─── Data records ───
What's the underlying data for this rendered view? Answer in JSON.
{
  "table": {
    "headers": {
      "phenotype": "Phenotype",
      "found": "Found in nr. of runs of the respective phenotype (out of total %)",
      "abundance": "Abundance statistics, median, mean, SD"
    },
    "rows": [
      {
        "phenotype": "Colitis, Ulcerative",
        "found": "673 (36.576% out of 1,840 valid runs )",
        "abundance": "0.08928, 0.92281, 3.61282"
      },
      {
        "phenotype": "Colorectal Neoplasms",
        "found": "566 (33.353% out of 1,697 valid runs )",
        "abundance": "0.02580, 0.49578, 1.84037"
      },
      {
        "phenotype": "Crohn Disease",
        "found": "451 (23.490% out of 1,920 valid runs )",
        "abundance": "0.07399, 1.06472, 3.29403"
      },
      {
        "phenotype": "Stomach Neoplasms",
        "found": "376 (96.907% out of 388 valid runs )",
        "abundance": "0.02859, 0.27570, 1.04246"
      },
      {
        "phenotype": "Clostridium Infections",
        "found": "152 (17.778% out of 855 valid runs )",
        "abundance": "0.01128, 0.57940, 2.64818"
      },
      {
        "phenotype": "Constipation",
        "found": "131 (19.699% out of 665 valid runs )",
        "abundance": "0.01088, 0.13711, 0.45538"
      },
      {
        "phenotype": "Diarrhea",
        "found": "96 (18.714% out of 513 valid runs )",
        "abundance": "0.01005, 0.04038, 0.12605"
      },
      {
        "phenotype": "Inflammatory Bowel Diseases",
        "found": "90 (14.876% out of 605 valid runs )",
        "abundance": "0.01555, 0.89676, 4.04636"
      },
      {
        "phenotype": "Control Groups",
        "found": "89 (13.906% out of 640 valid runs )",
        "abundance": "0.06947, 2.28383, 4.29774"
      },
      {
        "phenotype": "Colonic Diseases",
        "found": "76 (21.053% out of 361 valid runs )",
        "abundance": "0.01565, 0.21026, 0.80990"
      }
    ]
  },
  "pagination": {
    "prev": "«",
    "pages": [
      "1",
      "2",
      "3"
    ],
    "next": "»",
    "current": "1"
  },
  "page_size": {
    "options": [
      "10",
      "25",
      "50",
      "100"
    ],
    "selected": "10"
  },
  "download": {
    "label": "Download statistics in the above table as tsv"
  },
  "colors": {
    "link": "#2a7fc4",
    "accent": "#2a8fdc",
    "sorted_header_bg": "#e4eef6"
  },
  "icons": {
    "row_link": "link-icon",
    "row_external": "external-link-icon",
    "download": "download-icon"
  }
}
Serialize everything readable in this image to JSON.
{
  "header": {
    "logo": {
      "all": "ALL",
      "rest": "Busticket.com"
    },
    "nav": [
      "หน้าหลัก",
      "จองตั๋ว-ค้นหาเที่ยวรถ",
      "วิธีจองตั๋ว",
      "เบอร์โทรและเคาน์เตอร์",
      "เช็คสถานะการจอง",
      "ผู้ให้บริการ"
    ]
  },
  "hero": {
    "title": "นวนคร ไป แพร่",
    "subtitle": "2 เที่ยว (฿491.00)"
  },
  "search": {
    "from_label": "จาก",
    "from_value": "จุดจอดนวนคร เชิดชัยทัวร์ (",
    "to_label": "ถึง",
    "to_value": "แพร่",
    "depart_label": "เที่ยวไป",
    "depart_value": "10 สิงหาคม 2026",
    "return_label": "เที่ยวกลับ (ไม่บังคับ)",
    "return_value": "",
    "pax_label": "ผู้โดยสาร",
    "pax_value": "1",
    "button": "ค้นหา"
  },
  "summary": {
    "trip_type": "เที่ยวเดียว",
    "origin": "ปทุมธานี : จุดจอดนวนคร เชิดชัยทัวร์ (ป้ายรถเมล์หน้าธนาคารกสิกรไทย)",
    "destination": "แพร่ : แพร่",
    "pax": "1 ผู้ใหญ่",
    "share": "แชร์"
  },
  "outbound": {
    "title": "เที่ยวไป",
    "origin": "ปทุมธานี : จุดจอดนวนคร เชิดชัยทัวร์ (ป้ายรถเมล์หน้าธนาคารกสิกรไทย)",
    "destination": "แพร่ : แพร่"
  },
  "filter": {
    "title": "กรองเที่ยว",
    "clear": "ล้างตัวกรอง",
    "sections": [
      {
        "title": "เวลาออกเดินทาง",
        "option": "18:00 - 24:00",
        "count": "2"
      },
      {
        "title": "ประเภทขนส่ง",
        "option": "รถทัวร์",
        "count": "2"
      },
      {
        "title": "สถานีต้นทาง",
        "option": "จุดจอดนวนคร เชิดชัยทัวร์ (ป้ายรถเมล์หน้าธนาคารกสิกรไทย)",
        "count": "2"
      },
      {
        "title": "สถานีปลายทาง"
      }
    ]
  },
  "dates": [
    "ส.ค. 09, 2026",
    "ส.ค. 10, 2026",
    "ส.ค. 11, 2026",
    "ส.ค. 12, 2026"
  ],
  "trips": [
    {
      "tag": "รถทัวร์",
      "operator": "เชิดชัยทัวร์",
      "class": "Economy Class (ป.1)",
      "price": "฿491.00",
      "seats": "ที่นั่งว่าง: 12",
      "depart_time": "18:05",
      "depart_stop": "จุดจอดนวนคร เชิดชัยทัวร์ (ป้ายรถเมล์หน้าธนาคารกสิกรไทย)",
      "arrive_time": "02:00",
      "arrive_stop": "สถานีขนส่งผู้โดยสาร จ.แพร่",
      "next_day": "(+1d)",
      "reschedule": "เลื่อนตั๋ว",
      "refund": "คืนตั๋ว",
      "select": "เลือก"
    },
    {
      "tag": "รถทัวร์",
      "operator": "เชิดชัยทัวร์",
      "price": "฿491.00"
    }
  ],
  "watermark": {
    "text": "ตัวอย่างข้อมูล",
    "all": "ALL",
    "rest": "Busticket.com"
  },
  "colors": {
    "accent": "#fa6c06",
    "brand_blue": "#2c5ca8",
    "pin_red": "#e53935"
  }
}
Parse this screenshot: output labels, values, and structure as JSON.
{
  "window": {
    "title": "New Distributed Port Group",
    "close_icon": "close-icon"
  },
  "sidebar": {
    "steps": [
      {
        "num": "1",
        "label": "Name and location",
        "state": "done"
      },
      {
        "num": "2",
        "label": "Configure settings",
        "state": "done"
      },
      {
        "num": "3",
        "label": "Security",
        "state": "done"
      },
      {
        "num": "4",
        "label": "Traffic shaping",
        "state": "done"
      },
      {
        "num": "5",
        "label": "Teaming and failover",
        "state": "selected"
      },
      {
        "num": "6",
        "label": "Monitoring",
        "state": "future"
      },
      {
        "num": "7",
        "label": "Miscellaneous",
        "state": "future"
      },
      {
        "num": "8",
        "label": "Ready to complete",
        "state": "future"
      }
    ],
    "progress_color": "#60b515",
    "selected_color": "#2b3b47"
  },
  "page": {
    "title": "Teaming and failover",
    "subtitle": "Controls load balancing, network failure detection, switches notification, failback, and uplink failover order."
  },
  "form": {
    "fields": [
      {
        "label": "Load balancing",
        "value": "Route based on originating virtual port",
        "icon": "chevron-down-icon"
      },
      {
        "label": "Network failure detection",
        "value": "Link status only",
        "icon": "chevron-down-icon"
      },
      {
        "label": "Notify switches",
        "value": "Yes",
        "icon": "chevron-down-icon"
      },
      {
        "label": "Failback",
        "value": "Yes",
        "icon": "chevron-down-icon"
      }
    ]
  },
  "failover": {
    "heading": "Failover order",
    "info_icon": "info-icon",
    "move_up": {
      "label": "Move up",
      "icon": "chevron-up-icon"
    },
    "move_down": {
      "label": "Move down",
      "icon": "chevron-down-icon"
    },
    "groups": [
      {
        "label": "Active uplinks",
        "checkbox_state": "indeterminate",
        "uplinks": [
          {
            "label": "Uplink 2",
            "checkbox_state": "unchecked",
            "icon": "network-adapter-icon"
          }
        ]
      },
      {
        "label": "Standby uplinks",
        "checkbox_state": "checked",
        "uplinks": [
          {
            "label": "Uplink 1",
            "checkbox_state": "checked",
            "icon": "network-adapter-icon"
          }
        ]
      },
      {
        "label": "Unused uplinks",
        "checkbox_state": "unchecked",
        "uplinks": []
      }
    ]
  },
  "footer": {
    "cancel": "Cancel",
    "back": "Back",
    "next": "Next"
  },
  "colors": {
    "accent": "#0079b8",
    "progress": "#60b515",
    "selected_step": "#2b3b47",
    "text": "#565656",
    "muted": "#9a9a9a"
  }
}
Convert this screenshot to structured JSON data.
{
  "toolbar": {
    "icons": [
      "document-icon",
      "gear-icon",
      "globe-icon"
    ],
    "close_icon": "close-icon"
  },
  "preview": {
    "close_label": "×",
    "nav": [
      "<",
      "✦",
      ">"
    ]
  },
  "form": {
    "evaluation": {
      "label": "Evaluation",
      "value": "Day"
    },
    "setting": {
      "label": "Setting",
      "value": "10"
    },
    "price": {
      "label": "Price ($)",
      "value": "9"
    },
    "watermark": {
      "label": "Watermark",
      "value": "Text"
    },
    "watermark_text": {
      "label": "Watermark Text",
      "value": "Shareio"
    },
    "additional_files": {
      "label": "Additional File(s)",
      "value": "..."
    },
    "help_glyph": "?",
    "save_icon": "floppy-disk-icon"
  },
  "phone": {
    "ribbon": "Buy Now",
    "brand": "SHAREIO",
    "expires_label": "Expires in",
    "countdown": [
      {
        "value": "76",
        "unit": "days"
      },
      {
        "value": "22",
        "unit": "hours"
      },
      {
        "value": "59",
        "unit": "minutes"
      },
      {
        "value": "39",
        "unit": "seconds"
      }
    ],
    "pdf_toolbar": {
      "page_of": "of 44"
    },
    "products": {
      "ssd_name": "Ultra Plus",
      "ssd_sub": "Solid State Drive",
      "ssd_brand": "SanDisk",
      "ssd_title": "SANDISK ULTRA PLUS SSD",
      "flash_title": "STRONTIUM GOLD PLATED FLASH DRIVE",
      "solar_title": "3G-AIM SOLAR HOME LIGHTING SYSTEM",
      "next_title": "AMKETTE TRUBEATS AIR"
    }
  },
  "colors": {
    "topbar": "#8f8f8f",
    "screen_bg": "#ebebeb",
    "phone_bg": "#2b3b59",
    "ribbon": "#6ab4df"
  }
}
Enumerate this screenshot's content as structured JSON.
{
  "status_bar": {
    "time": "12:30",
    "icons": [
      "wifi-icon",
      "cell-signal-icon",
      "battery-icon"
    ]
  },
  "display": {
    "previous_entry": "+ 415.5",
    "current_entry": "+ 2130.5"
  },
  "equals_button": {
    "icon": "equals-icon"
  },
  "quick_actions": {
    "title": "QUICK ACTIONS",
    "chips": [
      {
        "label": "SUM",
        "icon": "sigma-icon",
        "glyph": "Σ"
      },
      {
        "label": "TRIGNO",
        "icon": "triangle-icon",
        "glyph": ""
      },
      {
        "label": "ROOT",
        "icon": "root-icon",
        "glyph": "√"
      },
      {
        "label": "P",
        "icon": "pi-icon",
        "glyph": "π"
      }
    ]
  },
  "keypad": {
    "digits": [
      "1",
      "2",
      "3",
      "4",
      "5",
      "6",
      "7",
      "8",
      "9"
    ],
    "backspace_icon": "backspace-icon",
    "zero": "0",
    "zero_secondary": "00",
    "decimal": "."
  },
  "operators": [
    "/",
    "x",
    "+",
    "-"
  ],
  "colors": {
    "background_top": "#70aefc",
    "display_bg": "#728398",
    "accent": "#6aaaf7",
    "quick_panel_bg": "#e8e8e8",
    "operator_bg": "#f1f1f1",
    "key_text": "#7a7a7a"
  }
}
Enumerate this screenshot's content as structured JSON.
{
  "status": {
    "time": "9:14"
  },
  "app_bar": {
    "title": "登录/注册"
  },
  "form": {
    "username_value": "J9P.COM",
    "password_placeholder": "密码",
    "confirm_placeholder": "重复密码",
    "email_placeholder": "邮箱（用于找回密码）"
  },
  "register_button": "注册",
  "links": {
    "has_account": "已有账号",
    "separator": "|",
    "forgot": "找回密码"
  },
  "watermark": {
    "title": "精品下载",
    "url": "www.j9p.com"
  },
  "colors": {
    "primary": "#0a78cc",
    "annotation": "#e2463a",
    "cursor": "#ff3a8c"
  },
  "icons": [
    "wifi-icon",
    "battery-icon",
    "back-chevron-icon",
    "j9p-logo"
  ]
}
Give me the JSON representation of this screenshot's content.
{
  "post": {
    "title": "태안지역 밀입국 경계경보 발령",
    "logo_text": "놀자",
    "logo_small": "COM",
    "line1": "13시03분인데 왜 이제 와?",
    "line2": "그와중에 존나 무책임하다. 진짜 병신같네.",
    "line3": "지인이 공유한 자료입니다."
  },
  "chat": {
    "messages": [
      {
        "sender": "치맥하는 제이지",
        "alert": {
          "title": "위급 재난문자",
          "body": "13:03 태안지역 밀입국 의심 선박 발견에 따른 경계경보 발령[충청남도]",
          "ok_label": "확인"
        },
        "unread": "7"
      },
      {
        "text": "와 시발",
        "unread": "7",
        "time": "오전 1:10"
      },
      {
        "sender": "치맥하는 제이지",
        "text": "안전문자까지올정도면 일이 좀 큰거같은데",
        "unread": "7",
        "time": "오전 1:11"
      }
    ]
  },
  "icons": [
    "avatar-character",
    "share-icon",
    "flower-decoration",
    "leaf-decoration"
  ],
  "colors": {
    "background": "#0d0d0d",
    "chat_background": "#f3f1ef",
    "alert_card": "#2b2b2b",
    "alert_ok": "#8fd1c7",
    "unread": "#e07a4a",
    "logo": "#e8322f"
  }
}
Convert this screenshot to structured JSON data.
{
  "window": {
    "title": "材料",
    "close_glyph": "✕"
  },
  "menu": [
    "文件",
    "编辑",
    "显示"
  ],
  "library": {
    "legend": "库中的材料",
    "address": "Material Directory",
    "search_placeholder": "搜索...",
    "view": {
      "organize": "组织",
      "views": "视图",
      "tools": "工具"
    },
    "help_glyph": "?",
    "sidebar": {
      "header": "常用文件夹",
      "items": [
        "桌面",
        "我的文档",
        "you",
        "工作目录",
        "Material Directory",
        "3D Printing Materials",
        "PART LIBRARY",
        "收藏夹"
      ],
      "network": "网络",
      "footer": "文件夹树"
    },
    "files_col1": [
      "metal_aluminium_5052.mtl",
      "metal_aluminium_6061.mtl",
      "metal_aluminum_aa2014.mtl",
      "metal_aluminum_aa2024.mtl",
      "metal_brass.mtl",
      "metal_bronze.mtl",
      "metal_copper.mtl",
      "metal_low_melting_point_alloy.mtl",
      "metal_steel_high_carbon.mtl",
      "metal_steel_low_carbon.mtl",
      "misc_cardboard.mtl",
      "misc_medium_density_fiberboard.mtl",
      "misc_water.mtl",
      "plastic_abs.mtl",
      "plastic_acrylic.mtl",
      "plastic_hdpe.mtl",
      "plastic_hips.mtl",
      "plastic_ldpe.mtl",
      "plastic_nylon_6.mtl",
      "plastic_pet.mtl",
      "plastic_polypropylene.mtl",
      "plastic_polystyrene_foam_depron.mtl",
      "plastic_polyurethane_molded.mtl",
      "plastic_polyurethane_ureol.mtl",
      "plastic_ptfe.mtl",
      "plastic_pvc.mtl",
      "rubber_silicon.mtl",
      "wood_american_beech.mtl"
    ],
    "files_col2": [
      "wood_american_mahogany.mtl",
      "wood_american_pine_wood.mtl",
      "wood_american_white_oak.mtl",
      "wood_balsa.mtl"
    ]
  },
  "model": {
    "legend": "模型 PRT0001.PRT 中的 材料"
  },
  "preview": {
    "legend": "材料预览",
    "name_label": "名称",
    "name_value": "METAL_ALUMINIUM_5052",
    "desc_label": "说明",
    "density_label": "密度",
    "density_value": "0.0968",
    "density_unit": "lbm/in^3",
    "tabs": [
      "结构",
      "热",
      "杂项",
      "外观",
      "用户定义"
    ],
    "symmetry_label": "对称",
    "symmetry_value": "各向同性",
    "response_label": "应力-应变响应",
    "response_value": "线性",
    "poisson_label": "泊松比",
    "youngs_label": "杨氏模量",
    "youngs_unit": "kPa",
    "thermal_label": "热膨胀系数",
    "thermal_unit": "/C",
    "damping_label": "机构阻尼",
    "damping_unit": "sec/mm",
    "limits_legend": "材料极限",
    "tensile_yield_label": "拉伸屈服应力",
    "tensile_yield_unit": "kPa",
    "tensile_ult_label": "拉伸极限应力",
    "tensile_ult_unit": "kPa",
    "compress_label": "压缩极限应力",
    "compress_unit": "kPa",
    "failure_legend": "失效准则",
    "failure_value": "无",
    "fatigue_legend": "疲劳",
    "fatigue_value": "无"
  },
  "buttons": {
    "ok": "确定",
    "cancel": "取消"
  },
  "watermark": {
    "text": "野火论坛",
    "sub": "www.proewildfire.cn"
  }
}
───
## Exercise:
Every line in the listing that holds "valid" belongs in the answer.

## Task response:
        "found": "673 (36.576% out of 1,840 valid runs )",
        "found": "566 (33.353% out of 1,697 valid runs )",
        "found": "451 (23.490% out of 1,920 valid runs )",
        "found": "376 (96.907% out of 388 valid runs )",
        "found": "152 (17.778% out of 855 valid runs )",
        "found": "131 (19.699% out of 665 valid runs )",
        "found": "96 (18.714% out of 513 valid runs )",
        "found": "90 (14.876% out of 605 valid runs )",
        "found": "89 (13.906% out of 640 valid runs )",
        "found": "76 (21.053% out of 361 valid runs )",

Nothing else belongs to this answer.